While four Lancaster County state representatives have been assigned committee chairmanships because of their seniority, there is still a complete lack of representation for the county in this major industry. Rep. Mindy Fee (District 37) is now the Republican chair for the Liquor Control Committee, Rep. Keith Greiner (District 43) is the Republican chair for the Finance Committee, Rep. Steven Mentzer (District 97) is the Republican chair for the Aging and Older Adult Services Committee, and Rep. Mike Sturla (District 96) is the Democrat chair for the Housing and Community Development Committee. At least two other Lancaster representatives — Rep. Dave Zimmerman (R-Lancaster/Berks, District 99) and Rep. Tom Jones (R-Lancaster/Lebanon, District 98) — had requested to serve on the agriculture committee but were not appointed to it.

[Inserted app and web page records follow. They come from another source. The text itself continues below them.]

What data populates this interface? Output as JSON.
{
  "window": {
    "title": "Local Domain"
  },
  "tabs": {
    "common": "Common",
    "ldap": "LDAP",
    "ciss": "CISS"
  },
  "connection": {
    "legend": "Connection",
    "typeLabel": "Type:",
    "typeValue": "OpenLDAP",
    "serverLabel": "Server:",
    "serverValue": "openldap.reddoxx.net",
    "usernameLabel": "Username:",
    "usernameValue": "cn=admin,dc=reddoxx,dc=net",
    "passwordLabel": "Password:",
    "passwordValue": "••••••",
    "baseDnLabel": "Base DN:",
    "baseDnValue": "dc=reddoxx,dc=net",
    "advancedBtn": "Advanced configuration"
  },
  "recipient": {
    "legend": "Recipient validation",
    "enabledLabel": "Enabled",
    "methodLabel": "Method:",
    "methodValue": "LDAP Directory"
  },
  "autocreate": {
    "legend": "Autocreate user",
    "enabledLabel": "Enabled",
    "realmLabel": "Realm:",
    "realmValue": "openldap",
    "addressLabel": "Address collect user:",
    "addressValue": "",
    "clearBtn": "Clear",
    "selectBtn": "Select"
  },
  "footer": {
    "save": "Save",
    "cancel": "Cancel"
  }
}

Of those, Zimmerman is the only Lancaster County representative with an agriculture background. His experience includes owning an agricultural business, working as a dairy farmer, managing sales and service for an international agriculture company, and serving on the Lancaster County Agricultural Preservation Board. He had also served on the agriculture committee for the previous four sessions since becoming a state representative in 2015 — but last May, partway through the 2021-22 House session, he was removed from the committee, leaving only Fee to represent the county there. The reason for his removal was not given, nor has there been an explanation for why he was not placed on the committee this session despite his request and experience. Instead, he was assigned to three other committees: Children and Youth, Insurance, and Health.
Rep. Perry Stambaugh (R-Perry/Juniata) was passed over as well despite his request to serve on the committee. Stambaugh’s qualifications include being a sixth-generation farmer with a 200-acre crop farm in Perry County and working as a rural and agricultural magazine editor for multiple local and national publications, including the Pennsylvania Farmer magazine.

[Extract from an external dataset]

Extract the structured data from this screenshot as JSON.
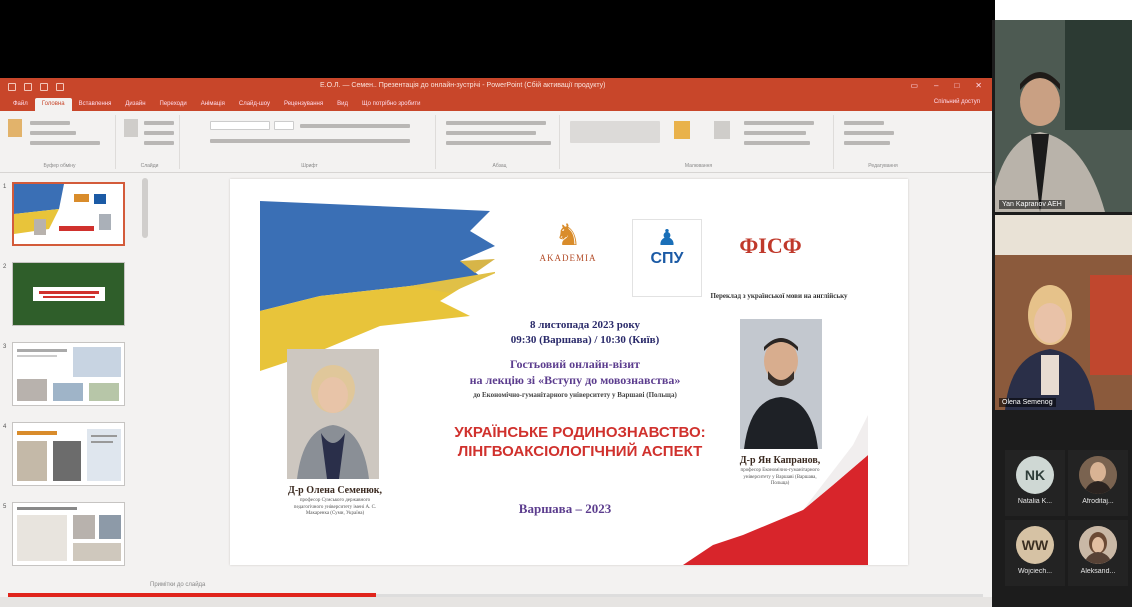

House Minority Leader Bryan Cutler (R-Lancaster, District 100) is responsible for making the committee assignments for Republican representatives and submitting them to the Committee on Committees for approval. Nicole Reigelman, press secretary to House Speaker McClinton, told The Lancaster Patriot, “All recommendations made by the minority leader (Cutler) this session were accepted.”

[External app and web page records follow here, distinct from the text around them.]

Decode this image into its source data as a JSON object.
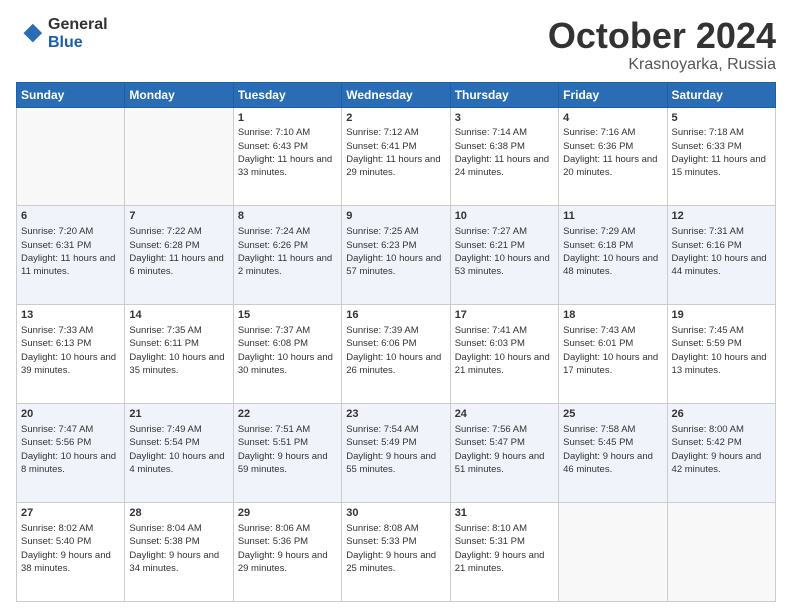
{
  "logo": {
    "general": "General",
    "blue": "Blue"
  },
  "title": {
    "month": "October 2024",
    "location": "Krasnoyarka, Russia"
  },
  "days_header": [
    "Sunday",
    "Monday",
    "Tuesday",
    "Wednesday",
    "Thursday",
    "Friday",
    "Saturday"
  ],
  "weeks": [
    [
      {
        "num": "",
        "sunrise": "",
        "sunset": "",
        "daylight": ""
      },
      {
        "num": "",
        "sunrise": "",
        "sunset": "",
        "daylight": ""
      },
      {
        "num": "1",
        "sunrise": "Sunrise: 7:10 AM",
        "sunset": "Sunset: 6:43 PM",
        "daylight": "Daylight: 11 hours and 33 minutes."
      },
      {
        "num": "2",
        "sunrise": "Sunrise: 7:12 AM",
        "sunset": "Sunset: 6:41 PM",
        "daylight": "Daylight: 11 hours and 29 minutes."
      },
      {
        "num": "3",
        "sunrise": "Sunrise: 7:14 AM",
        "sunset": "Sunset: 6:38 PM",
        "daylight": "Daylight: 11 hours and 24 minutes."
      },
      {
        "num": "4",
        "sunrise": "Sunrise: 7:16 AM",
        "sunset": "Sunset: 6:36 PM",
        "daylight": "Daylight: 11 hours and 20 minutes."
      },
      {
        "num": "5",
        "sunrise": "Sunrise: 7:18 AM",
        "sunset": "Sunset: 6:33 PM",
        "daylight": "Daylight: 11 hours and 15 minutes."
      }
    ],
    [
      {
        "num": "6",
        "sunrise": "Sunrise: 7:20 AM",
        "sunset": "Sunset: 6:31 PM",
        "daylight": "Daylight: 11 hours and 11 minutes."
      },
      {
        "num": "7",
        "sunrise": "Sunrise: 7:22 AM",
        "sunset": "Sunset: 6:28 PM",
        "daylight": "Daylight: 11 hours and 6 minutes."
      },
      {
        "num": "8",
        "sunrise": "Sunrise: 7:24 AM",
        "sunset": "Sunset: 6:26 PM",
        "daylight": "Daylight: 11 hours and 2 minutes."
      },
      {
        "num": "9",
        "sunrise": "Sunrise: 7:25 AM",
        "sunset": "Sunset: 6:23 PM",
        "daylight": "Daylight: 10 hours and 57 minutes."
      },
      {
        "num": "10",
        "sunrise": "Sunrise: 7:27 AM",
        "sunset": "Sunset: 6:21 PM",
        "daylight": "Daylight: 10 hours and 53 minutes."
      },
      {
        "num": "11",
        "sunrise": "Sunrise: 7:29 AM",
        "sunset": "Sunset: 6:18 PM",
        "daylight": "Daylight: 10 hours and 48 minutes."
      },
      {
        "num": "12",
        "sunrise": "Sunrise: 7:31 AM",
        "sunset": "Sunset: 6:16 PM",
        "daylight": "Daylight: 10 hours and 44 minutes."
      }
    ],
    [
      {
        "num": "13",
        "sunrise": "Sunrise: 7:33 AM",
        "sunset": "Sunset: 6:13 PM",
        "daylight": "Daylight: 10 hours and 39 minutes."
      },
      {
        "num": "14",
        "sunrise": "Sunrise: 7:35 AM",
        "sunset": "Sunset: 6:11 PM",
        "daylight": "Daylight: 10 hours and 35 minutes."
      },
      {
        "num": "15",
        "sunrise": "Sunrise: 7:37 AM",
        "sunset": "Sunset: 6:08 PM",
        "daylight": "Daylight: 10 hours and 30 minutes."
      },
      {
        "num": "16",
        "sunrise": "Sunrise: 7:39 AM",
        "sunset": "Sunset: 6:06 PM",
        "daylight": "Daylight: 10 hours and 26 minutes."
      },
      {
        "num": "17",
        "sunrise": "Sunrise: 7:41 AM",
        "sunset": "Sunset: 6:03 PM",
        "daylight": "Daylight: 10 hours and 21 minutes."
      },
      {
        "num": "18",
        "sunrise": "Sunrise: 7:43 AM",
        "sunset": "Sunset: 6:01 PM",
        "daylight": "Daylight: 10 hours and 17 minutes."
      },
      {
        "num": "19",
        "sunrise": "Sunrise: 7:45 AM",
        "sunset": "Sunset: 5:59 PM",
        "daylight": "Daylight: 10 hours and 13 minutes."
      }
    ],
    [
      {
        "num": "20",
        "sunrise": "Sunrise: 7:47 AM",
        "sunset": "Sunset: 5:56 PM",
        "daylight": "Daylight: 10 hours and 8 minutes."
      },
      {
        "num": "21",
        "sunrise": "Sunrise: 7:49 AM",
        "sunset": "Sunset: 5:54 PM",
        "daylight": "Daylight: 10 hours and 4 minutes."
      },
      {
        "num": "22",
        "sunrise": "Sunrise: 7:51 AM",
        "sunset": "Sunset: 5:51 PM",
        "daylight": "Daylight: 9 hours and 59 minutes."
      },
      {
        "num": "23",
        "sunrise": "Sunrise: 7:54 AM",
        "sunset": "Sunset: 5:49 PM",
        "daylight": "Daylight: 9 hours and 55 minutes."
      },
      {
        "num": "24",
        "sunrise": "Sunrise: 7:56 AM",
        "sunset": "Sunset: 5:47 PM",
        "daylight": "Daylight: 9 hours and 51 minutes."
      },
      {
        "num": "25",
        "sunrise": "Sunrise: 7:58 AM",
        "sunset": "Sunset: 5:45 PM",
        "daylight": "Daylight: 9 hours and 46 minutes."
      },
      {
        "num": "26",
        "sunrise": "Sunrise: 8:00 AM",
        "sunset": "Sunset: 5:42 PM",
        "daylight": "Daylight: 9 hours and 42 minutes."
      }
    ],
    [
      {
        "num": "27",
        "sunrise": "Sunrise: 8:02 AM",
        "sunset": "Sunset: 5:40 PM",
        "daylight": "Daylight: 9 hours and 38 minutes."
      },
      {
        "num": "28",
        "sunrise": "Sunrise: 8:04 AM",
        "sunset": "Sunset: 5:38 PM",
        "daylight": "Daylight: 9 hours and 34 minutes."
      },
      {
        "num": "29",
        "sunrise": "Sunrise: 8:06 AM",
        "sunset": "Sunset: 5:36 PM",
        "daylight": "Daylight: 9 hours and 29 minutes."
      },
      {
        "num": "30",
        "sunrise": "Sunrise: 8:08 AM",
        "sunset": "Sunset: 5:33 PM",
        "daylight": "Daylight: 9 hours and 25 minutes."
      },
      {
        "num": "31",
        "sunrise": "Sunrise: 8:10 AM",
        "sunset": "Sunset: 5:31 PM",
        "daylight": "Daylight: 9 hours and 21 minutes."
      },
      {
        "num": "",
        "sunrise": "",
        "sunset": "",
        "daylight": ""
      },
      {
        "num": "",
        "sunrise": "",
        "sunset": "",
        "daylight": ""
      }
    ]
  ]
}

In a March 7 press release, Cutler said, “Committees are the foundation of legislating, and Republican members have a lot to offer based on their knowledge, skills and abilities as well as their experiences.” He went on to say, “Our leadership team has worked to populate each committee to maximize conservative voices on important issues likely to emerge this term to ensure the voices of the people we represent are heard and we can offer true collaboration on the issues facing Pennsylvania.”
In this House session, the Agriculture and Rural Affairs Committee has only four representatives from among the 15 counties with the most farmland in acreage of Pennsylvania’s 67 counties — yet there are eight representatives from among the 15 counties with the least amount of farmland. Four of those representatives are from Philadelphia County, which has the least farmland in the state at only 284 acres, an especially stark contrast to Lancaster County, which has the most farmland at 393,949 acres.
Committee assignments can be changed throughout the session by the party leader.